(Component data from apps and pages)
::::::::::

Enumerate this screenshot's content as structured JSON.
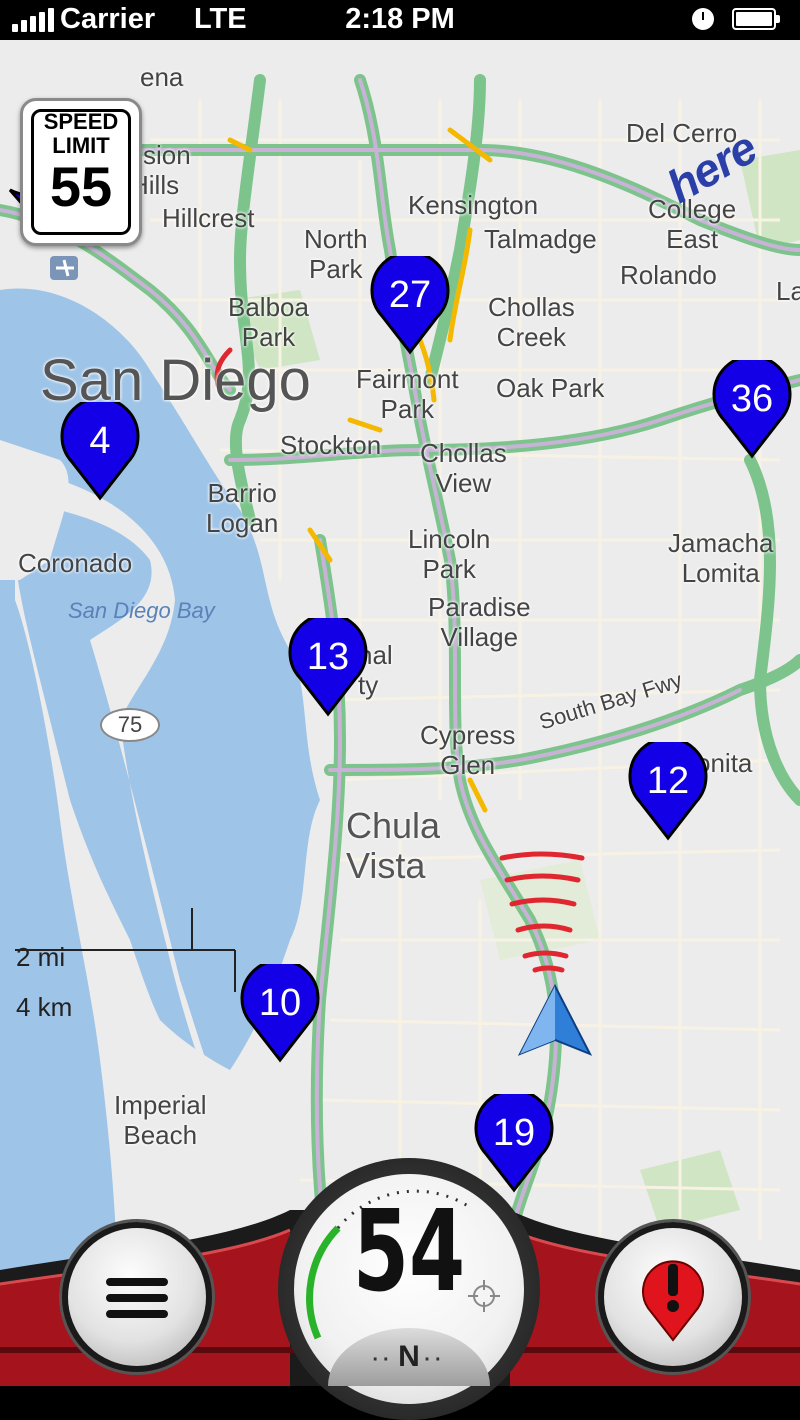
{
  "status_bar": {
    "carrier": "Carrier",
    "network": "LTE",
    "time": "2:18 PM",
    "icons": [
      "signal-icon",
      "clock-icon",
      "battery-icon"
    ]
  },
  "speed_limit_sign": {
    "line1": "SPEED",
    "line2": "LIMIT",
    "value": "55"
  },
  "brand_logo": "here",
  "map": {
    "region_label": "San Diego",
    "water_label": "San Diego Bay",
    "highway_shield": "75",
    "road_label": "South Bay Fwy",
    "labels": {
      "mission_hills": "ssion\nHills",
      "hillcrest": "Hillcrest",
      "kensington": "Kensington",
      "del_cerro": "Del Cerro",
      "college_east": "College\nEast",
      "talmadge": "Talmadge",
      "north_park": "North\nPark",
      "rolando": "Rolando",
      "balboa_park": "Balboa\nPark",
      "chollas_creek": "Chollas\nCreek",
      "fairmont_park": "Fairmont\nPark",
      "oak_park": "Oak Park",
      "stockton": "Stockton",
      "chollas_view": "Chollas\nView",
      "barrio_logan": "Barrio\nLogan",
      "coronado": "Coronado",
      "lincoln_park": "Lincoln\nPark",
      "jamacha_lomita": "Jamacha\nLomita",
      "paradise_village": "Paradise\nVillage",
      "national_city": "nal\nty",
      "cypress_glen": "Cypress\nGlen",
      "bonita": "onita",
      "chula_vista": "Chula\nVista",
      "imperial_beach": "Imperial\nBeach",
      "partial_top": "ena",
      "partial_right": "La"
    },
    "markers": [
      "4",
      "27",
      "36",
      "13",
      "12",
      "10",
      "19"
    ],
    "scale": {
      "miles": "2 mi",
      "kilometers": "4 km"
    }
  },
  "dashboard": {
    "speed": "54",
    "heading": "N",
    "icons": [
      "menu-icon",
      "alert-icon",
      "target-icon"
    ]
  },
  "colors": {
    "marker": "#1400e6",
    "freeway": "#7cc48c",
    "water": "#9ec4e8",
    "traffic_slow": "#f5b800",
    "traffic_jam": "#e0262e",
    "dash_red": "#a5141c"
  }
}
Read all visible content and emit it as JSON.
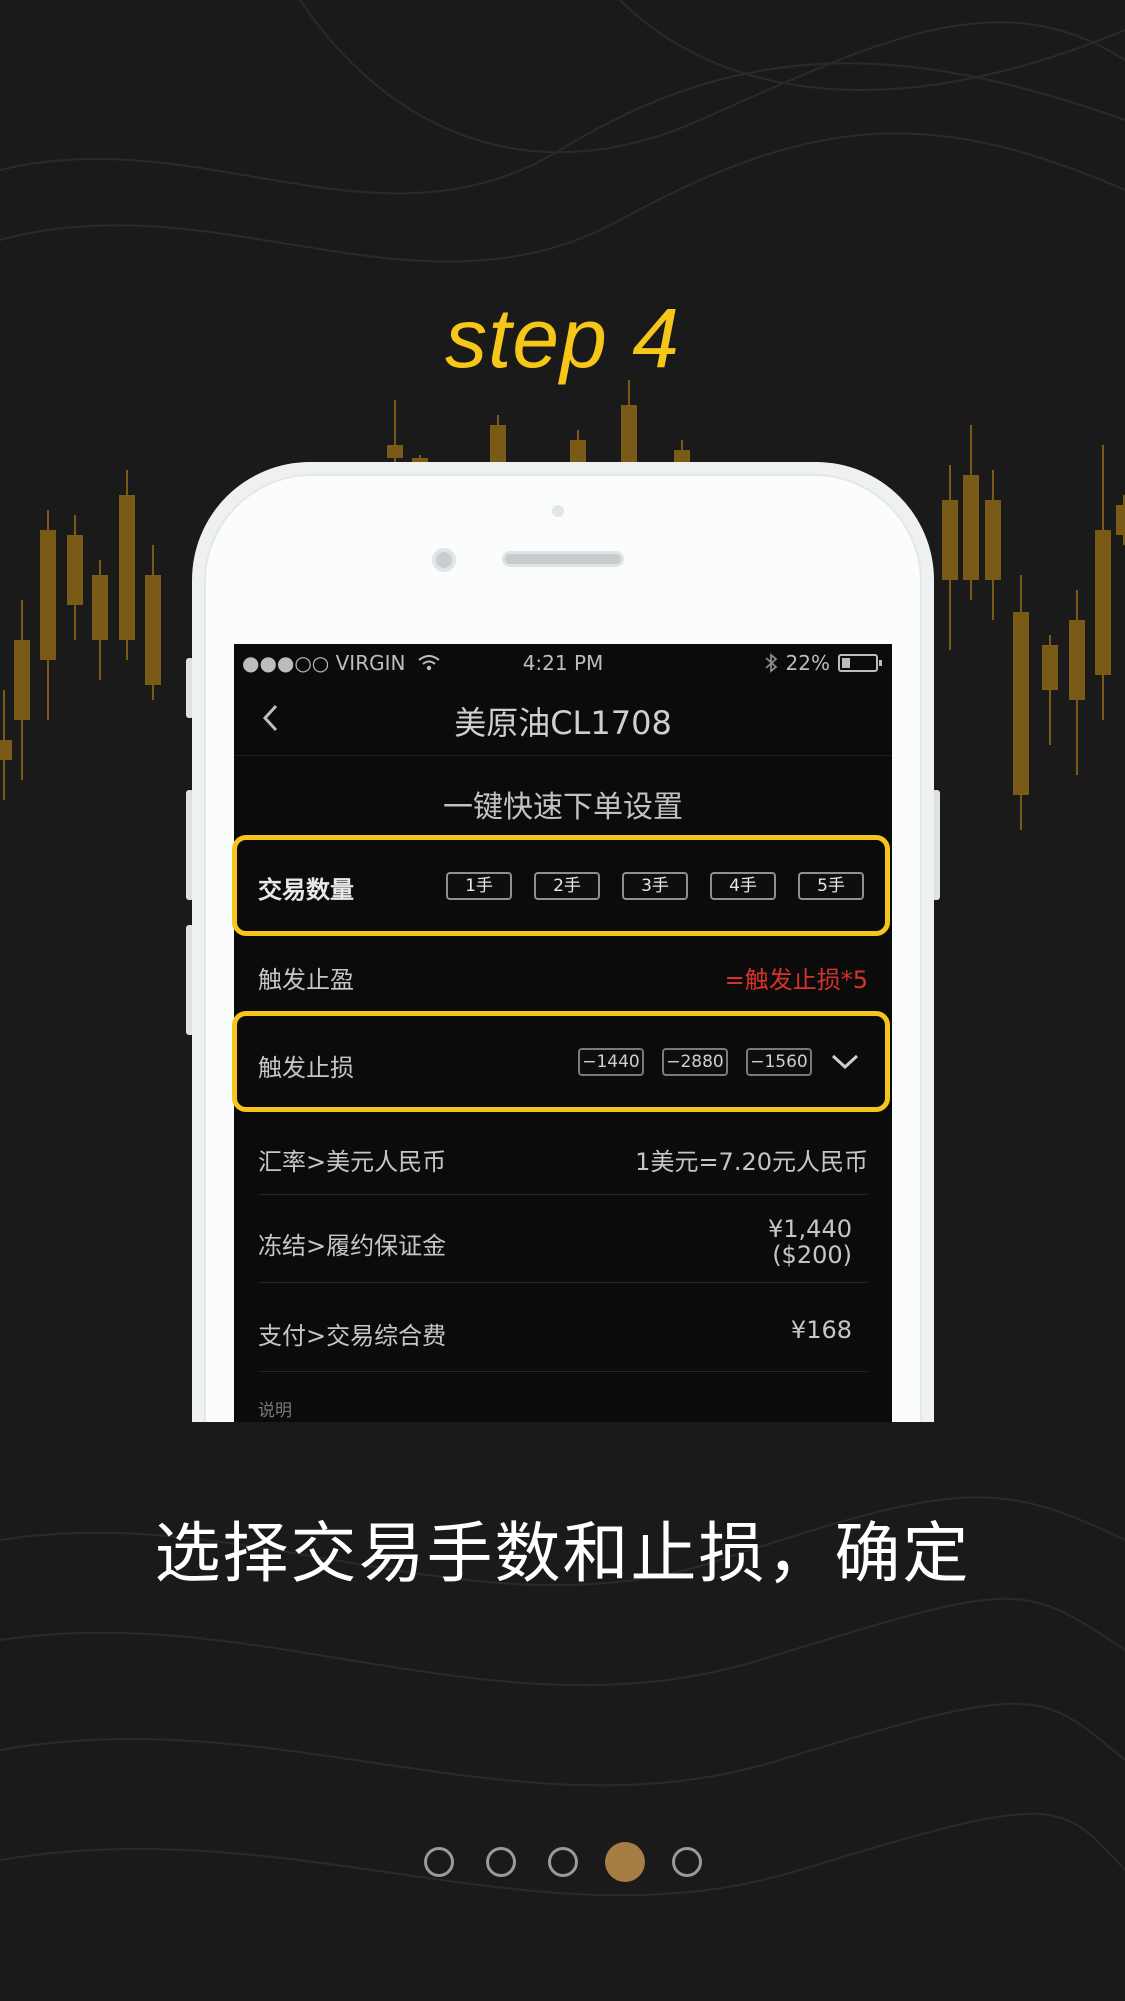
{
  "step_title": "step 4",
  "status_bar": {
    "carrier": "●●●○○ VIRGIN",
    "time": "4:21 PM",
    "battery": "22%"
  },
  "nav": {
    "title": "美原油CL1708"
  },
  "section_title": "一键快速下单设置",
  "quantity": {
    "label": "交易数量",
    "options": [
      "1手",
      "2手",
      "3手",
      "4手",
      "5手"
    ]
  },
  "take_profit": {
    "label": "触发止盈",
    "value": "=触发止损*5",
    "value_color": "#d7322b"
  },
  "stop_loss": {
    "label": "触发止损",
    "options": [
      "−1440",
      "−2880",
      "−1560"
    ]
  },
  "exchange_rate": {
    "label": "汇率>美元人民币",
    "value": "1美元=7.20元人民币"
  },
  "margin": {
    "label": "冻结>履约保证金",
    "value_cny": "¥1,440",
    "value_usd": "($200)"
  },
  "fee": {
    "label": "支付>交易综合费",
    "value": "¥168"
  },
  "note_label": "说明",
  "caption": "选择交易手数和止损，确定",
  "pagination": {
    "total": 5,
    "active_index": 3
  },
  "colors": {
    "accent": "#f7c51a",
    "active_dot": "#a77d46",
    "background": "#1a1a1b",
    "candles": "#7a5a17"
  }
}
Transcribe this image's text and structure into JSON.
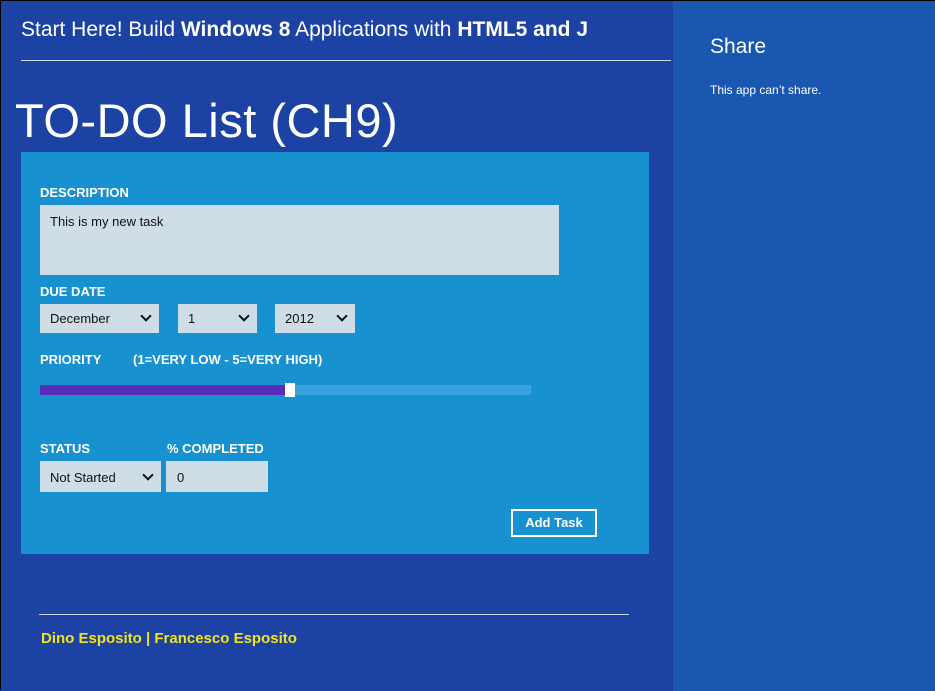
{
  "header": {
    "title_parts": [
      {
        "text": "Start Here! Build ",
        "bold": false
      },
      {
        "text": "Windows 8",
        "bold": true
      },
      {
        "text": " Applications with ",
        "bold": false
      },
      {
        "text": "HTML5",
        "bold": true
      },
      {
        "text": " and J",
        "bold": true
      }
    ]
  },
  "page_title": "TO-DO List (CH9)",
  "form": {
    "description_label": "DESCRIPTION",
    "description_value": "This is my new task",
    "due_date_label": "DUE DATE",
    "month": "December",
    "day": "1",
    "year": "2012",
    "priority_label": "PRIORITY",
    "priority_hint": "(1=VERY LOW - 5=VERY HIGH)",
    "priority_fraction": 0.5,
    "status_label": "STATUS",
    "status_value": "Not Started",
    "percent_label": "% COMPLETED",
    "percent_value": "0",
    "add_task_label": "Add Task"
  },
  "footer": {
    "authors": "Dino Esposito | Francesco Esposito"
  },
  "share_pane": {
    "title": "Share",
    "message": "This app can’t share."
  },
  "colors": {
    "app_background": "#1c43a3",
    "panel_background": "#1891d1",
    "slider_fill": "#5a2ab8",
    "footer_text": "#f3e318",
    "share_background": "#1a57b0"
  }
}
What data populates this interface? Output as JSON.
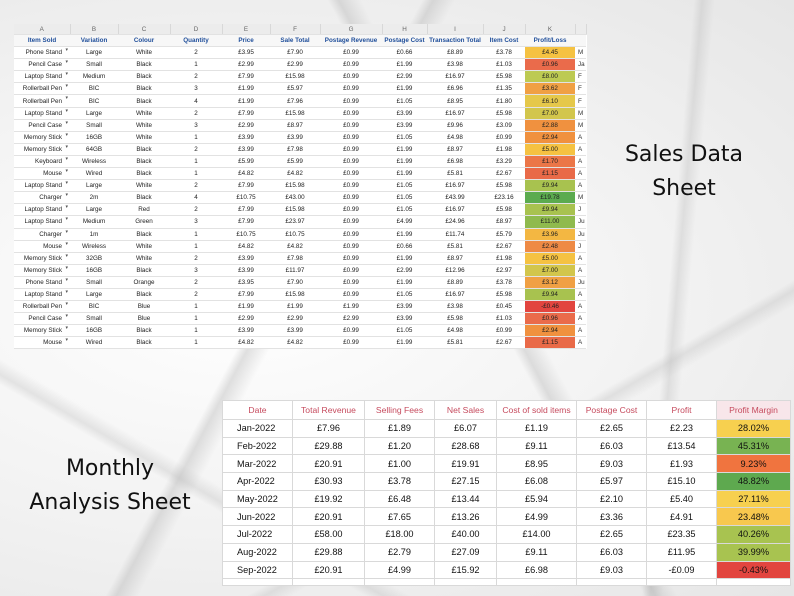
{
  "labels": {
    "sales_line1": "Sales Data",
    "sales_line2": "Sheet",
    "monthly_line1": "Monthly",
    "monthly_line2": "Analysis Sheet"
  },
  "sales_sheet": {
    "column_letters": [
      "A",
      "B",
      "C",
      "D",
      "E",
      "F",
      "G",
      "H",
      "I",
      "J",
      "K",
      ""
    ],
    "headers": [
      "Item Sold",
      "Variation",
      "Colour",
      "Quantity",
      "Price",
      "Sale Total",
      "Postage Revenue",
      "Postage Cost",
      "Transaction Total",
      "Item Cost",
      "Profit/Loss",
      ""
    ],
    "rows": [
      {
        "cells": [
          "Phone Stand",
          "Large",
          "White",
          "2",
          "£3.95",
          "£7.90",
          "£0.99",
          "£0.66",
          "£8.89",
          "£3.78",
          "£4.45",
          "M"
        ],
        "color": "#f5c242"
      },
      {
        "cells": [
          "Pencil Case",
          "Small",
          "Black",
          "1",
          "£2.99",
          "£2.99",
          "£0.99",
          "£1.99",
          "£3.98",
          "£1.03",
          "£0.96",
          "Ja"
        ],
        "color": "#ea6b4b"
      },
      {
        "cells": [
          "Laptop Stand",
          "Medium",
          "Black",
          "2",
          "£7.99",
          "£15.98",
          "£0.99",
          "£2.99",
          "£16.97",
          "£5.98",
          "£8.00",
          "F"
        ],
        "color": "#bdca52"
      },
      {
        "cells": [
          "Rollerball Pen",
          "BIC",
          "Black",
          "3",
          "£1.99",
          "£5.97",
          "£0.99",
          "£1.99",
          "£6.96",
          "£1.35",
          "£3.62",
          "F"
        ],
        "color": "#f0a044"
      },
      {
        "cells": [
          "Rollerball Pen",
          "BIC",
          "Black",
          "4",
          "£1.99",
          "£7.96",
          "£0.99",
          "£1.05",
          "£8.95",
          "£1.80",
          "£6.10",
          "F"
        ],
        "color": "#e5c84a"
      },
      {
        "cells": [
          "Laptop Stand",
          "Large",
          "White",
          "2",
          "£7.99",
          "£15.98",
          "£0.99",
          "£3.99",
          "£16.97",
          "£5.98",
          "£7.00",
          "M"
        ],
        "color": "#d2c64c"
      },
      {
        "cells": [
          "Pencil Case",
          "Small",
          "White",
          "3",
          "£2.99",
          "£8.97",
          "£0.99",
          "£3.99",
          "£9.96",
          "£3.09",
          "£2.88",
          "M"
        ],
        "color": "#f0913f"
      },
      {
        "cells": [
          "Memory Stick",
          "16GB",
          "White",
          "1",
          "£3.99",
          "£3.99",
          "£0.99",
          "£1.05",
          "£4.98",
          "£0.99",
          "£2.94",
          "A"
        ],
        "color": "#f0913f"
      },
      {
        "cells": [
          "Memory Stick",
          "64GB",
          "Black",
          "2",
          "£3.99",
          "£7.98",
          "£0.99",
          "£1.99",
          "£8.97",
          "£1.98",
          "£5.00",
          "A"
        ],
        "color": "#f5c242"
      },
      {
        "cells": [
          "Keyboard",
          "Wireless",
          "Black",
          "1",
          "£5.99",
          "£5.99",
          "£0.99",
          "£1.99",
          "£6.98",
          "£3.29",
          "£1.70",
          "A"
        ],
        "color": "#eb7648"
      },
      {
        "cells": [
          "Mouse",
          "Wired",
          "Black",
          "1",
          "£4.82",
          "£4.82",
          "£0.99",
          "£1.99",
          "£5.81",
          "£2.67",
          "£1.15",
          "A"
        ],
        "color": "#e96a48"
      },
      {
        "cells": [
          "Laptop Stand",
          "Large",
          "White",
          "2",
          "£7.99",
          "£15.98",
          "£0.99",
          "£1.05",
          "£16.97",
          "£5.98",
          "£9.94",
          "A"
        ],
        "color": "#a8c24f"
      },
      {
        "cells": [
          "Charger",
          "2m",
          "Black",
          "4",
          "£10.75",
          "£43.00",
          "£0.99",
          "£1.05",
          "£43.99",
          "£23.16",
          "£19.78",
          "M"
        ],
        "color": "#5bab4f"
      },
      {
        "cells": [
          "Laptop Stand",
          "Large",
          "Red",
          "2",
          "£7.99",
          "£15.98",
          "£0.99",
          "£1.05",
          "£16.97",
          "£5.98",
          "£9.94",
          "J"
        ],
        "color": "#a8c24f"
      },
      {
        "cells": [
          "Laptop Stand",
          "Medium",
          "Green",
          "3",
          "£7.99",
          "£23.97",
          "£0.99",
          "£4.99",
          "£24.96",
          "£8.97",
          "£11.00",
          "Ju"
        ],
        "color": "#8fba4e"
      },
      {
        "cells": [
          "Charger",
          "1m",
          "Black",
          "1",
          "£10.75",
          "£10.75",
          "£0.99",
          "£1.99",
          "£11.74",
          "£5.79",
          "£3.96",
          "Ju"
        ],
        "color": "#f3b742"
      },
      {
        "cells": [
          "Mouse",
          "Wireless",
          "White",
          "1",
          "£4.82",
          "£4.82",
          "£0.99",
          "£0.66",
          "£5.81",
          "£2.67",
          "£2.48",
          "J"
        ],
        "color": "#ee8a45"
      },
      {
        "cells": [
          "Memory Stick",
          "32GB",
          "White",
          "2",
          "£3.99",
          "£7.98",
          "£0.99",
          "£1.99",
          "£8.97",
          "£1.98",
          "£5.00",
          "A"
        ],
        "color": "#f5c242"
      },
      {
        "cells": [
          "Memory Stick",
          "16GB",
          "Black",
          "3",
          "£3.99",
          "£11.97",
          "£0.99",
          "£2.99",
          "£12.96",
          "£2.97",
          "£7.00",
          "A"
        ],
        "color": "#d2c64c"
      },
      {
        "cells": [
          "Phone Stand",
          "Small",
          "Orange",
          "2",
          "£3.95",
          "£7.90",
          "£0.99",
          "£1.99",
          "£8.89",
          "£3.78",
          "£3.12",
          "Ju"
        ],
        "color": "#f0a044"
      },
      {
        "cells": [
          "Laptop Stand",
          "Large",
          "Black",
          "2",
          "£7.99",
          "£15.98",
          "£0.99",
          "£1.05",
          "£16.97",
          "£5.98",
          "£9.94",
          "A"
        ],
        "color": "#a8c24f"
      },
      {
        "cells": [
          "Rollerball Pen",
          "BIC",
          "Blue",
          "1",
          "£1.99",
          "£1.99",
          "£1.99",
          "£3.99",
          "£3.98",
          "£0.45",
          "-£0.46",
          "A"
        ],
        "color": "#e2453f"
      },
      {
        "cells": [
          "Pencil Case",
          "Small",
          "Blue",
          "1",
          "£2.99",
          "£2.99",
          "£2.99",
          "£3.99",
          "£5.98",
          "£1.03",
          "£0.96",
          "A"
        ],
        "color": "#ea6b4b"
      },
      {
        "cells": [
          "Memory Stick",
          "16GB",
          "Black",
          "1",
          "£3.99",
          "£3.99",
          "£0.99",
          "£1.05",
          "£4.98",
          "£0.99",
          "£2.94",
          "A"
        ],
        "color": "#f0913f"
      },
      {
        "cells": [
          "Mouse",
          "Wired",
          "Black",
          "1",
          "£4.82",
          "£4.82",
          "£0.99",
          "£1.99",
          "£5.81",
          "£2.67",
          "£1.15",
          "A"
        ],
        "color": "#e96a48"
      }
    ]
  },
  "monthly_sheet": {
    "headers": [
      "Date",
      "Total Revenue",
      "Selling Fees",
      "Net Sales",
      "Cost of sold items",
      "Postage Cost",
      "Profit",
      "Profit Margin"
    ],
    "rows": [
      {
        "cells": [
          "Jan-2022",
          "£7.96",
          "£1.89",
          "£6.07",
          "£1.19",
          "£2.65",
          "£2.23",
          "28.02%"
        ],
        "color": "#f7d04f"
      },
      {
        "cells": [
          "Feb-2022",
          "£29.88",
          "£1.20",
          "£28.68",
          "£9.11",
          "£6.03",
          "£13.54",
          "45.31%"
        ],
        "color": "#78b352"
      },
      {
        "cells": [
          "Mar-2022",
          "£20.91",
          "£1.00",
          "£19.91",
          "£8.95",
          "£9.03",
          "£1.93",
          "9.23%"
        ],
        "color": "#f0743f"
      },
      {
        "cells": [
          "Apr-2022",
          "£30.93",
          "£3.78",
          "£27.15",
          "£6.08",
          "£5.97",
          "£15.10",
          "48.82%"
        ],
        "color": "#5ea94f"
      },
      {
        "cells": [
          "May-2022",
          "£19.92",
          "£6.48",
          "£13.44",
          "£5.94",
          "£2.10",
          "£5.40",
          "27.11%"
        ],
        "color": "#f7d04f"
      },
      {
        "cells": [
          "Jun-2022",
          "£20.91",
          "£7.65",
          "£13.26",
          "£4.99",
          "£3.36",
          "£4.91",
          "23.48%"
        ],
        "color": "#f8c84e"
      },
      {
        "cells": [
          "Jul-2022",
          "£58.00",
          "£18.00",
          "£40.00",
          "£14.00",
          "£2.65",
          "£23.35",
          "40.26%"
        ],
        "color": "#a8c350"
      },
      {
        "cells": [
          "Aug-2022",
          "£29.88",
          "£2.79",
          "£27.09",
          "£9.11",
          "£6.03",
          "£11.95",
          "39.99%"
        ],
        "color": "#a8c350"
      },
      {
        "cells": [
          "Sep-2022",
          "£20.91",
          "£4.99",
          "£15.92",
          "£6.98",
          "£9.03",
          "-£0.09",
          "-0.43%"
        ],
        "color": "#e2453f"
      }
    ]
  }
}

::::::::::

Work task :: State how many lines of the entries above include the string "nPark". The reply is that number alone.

Solution to this exercise :: 4